**Task**: Where does the word "jeonjk" occur in the material? Copy each line that has it.
=== Begin Enclosure ===
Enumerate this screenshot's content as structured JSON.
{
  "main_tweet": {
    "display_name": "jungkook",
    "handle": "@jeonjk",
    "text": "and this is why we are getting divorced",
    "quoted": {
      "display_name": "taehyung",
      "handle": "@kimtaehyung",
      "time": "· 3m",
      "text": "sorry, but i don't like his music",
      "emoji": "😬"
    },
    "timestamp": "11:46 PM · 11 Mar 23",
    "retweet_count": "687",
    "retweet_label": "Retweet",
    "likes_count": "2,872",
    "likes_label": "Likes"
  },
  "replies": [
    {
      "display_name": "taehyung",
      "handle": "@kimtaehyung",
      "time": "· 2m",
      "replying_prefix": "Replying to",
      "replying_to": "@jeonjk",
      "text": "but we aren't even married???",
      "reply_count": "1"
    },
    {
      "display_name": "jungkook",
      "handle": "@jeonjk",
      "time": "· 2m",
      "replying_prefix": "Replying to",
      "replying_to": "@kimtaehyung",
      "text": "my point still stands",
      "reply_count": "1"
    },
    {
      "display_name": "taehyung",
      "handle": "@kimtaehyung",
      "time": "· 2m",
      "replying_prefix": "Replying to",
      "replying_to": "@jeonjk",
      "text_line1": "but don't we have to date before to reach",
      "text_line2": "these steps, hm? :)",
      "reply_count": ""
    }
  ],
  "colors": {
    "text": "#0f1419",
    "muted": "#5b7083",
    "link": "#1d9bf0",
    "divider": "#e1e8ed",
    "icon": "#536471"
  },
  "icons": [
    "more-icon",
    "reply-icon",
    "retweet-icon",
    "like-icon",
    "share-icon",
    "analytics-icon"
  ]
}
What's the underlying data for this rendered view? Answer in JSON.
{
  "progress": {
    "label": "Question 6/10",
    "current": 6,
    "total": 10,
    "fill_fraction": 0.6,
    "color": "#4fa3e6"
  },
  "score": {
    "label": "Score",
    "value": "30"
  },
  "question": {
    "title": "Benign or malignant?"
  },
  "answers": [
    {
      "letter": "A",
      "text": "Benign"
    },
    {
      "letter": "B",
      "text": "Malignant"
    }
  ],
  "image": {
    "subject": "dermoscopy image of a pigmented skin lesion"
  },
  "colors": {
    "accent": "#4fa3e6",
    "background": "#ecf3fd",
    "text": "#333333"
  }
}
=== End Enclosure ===
**Solution**:
    "handle": "@jeonjk",
      "replying_to": "@jeonjk",
      "handle": "@jeonjk",
      "replying_to": "@jeonjk",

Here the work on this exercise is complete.